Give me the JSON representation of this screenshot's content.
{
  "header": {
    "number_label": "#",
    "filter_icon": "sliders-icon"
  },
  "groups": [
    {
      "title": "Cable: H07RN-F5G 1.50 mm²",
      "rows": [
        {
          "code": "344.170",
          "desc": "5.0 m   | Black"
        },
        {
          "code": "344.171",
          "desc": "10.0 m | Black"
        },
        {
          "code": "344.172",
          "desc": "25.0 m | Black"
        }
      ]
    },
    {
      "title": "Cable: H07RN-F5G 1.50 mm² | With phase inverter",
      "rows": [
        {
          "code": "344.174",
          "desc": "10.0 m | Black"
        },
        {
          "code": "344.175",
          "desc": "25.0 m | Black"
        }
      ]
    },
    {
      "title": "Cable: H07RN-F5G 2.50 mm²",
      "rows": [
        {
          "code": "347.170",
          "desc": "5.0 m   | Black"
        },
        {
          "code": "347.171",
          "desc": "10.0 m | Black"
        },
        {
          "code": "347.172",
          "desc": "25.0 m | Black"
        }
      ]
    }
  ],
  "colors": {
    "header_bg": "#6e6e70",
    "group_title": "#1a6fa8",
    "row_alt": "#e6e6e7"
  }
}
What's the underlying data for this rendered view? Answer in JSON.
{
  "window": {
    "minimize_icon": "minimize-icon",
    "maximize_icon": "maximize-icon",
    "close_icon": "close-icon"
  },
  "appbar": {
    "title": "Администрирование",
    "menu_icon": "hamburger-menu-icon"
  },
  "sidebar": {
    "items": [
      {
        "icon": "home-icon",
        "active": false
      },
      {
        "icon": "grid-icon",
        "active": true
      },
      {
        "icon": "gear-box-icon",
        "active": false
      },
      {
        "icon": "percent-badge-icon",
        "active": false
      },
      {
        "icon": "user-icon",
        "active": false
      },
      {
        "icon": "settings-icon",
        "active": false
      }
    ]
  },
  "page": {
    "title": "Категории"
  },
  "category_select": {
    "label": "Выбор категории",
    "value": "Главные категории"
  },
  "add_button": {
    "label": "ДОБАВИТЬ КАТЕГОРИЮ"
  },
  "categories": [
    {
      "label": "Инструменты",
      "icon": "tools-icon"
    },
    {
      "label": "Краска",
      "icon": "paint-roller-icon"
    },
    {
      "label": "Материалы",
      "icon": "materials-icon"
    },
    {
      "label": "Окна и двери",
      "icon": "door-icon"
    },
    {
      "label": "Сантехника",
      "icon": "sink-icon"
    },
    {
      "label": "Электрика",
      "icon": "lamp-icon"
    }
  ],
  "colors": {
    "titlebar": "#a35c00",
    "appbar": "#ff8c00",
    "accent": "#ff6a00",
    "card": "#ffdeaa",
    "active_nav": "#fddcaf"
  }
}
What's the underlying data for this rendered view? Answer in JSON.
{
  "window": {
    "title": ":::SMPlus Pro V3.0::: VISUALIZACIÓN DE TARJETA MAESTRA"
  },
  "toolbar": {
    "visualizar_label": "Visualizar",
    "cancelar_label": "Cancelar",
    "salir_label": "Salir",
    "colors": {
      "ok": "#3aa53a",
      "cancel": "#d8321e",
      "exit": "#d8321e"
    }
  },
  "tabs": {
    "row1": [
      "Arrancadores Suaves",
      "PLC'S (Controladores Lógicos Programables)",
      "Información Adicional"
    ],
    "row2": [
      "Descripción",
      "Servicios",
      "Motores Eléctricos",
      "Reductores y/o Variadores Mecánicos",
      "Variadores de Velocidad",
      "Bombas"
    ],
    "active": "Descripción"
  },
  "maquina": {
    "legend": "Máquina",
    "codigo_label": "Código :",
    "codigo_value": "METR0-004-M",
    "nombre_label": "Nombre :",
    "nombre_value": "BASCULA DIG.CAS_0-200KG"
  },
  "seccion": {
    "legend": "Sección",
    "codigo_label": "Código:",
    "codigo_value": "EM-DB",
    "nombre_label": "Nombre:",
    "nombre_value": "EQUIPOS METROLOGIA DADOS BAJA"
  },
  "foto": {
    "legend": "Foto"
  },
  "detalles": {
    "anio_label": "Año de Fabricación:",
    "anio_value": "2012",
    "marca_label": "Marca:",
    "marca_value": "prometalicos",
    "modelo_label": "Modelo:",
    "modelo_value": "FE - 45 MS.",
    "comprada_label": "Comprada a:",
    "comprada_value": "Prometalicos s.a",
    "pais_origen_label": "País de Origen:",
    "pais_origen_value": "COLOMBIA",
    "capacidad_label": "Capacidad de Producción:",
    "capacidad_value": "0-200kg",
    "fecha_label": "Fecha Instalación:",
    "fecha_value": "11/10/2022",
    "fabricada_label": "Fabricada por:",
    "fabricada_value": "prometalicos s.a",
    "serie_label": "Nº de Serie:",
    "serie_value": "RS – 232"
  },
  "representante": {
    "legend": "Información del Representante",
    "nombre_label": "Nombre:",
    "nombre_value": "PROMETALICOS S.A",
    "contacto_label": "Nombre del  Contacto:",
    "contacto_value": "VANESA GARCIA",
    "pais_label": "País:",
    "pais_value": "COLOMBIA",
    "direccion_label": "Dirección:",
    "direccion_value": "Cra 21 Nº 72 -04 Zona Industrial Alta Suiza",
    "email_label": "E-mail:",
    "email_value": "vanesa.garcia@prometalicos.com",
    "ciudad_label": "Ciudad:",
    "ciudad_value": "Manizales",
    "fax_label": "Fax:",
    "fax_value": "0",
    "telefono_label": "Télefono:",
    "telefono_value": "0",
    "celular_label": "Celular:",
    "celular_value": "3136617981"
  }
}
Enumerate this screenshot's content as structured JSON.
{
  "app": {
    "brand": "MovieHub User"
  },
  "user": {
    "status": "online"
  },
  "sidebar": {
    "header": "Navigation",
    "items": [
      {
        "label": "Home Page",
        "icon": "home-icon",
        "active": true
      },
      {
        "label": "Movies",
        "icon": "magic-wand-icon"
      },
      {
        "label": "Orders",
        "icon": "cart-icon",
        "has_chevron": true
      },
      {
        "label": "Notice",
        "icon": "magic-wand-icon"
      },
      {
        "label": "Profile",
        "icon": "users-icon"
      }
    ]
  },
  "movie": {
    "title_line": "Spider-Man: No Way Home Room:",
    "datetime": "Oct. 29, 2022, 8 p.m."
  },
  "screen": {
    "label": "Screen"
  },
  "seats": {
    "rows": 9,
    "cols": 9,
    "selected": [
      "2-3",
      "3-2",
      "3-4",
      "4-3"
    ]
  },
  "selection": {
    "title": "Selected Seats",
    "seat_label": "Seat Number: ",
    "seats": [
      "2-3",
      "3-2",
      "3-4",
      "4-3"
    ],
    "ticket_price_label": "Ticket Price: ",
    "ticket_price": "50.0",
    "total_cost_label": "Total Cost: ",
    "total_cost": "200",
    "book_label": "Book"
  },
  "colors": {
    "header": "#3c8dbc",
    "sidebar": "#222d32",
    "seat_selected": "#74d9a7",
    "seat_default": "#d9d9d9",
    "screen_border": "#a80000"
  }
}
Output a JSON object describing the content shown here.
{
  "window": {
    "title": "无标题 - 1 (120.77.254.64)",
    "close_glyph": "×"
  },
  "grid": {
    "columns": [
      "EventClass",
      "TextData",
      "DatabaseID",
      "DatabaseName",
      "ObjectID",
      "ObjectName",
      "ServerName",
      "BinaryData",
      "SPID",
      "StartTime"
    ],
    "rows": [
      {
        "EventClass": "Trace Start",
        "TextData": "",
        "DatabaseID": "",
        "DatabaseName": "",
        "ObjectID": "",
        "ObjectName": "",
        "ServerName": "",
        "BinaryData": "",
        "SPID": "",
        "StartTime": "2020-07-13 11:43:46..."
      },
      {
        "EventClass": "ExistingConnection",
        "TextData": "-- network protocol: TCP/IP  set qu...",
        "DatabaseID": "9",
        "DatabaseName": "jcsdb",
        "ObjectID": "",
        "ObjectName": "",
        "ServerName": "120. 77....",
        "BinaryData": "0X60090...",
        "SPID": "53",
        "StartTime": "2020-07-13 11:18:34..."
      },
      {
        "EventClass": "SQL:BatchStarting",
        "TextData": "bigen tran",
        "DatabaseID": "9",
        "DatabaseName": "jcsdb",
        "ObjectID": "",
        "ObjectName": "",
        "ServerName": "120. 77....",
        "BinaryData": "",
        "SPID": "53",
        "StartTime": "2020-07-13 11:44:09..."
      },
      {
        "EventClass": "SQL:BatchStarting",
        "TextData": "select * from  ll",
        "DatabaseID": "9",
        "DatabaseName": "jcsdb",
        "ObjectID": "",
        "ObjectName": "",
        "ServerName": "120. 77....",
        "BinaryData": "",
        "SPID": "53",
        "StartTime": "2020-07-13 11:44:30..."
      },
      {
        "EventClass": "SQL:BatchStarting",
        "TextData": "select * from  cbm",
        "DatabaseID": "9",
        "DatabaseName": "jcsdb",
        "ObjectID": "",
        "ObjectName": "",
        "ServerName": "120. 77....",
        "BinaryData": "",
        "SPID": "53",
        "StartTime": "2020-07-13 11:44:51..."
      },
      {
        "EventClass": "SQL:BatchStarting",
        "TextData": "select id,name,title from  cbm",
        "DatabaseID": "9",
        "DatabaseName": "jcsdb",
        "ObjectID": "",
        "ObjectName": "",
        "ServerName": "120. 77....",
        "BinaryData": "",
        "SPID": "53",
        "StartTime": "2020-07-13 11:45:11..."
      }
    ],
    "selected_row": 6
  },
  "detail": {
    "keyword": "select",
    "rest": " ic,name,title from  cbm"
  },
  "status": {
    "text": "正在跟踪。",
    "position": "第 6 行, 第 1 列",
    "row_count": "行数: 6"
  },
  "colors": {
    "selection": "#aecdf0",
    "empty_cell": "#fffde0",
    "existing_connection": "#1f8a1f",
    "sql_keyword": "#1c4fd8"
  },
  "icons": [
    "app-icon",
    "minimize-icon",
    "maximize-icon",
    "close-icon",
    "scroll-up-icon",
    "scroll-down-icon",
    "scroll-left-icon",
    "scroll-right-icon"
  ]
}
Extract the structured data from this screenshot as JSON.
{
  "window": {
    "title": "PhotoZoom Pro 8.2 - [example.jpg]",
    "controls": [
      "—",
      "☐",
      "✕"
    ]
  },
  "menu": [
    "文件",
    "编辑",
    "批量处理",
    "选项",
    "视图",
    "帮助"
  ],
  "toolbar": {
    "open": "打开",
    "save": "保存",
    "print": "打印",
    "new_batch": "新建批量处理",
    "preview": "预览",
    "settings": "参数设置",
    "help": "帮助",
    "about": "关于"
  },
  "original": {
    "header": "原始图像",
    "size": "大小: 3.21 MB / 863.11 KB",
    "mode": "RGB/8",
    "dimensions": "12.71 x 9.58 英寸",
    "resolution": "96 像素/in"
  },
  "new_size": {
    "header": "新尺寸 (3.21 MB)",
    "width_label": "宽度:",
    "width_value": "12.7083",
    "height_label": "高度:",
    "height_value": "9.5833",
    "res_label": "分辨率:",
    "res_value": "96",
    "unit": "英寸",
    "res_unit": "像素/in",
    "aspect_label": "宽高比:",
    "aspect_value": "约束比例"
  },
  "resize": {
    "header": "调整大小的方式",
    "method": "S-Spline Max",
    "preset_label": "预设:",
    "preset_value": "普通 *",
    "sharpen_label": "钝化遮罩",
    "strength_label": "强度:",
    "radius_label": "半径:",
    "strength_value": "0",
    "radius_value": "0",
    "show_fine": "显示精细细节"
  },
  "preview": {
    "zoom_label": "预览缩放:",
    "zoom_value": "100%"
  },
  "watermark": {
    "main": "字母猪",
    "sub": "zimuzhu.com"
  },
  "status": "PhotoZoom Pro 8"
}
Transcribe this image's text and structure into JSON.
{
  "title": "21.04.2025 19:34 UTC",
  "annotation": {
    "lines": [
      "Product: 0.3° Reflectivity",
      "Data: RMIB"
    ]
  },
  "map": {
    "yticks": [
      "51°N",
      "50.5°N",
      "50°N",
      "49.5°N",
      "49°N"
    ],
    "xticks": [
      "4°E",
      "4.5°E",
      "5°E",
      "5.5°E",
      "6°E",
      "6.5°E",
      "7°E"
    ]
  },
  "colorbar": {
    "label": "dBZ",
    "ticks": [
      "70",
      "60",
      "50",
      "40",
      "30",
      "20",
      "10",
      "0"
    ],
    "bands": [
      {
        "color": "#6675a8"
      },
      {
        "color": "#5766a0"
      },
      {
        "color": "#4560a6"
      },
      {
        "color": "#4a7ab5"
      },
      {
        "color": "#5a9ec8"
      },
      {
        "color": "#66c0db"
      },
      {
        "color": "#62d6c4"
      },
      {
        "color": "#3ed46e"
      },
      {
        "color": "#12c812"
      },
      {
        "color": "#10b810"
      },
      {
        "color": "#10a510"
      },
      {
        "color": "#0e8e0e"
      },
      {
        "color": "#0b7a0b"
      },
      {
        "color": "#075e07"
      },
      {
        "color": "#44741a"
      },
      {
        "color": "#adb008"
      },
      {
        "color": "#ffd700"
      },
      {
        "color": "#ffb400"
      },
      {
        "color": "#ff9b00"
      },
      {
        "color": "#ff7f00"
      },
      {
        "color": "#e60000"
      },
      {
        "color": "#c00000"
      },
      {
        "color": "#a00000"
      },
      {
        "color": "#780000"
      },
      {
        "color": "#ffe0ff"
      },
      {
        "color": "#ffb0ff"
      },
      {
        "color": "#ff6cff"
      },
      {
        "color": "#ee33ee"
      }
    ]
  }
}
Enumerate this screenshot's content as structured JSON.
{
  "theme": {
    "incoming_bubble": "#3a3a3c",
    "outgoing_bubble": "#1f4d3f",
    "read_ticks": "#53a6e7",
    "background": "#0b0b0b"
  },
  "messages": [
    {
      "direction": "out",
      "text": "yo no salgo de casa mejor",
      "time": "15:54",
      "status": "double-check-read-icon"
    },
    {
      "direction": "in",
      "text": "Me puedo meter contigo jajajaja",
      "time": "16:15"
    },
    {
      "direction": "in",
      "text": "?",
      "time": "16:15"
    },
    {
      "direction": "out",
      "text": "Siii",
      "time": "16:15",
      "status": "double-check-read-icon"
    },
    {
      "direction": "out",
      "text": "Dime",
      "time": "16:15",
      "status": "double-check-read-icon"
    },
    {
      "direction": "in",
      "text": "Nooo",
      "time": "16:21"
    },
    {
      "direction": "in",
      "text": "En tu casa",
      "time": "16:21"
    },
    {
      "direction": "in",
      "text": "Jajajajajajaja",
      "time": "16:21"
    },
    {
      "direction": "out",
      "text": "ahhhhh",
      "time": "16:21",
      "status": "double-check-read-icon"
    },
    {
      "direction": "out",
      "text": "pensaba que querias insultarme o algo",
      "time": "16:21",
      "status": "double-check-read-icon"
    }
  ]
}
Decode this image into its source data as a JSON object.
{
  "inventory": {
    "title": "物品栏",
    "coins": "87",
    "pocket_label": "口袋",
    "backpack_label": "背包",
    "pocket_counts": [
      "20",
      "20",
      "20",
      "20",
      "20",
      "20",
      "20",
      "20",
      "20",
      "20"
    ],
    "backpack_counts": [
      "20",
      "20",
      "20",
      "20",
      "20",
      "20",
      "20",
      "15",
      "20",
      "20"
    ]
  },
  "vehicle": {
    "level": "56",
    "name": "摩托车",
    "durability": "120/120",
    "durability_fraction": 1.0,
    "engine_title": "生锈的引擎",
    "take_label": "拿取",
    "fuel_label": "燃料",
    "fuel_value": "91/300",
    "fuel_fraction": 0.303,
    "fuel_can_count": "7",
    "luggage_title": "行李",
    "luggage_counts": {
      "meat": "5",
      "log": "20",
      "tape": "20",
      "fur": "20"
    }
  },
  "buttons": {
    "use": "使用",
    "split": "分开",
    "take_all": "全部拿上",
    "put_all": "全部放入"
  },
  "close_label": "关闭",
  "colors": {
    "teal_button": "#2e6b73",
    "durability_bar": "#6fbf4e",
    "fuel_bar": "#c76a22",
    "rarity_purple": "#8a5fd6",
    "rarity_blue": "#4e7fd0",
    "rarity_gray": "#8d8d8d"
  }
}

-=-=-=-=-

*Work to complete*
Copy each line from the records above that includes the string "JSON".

*Reply to the exercise*
Give me the JSON representation of this screenshot's content.
What's the underlying data for this rendered view? Answer in JSON.
What's the underlying data for this rendered view? Answer in JSON.
Enumerate this screenshot's content as structured JSON.
Output a JSON object describing the content shown here.
Extract the structured data from this screenshot as JSON.
Transcribe this image's text and structure into JSON.
Enumerate this screenshot's content as structured JSON.
Decode this image into its source data as a JSON object.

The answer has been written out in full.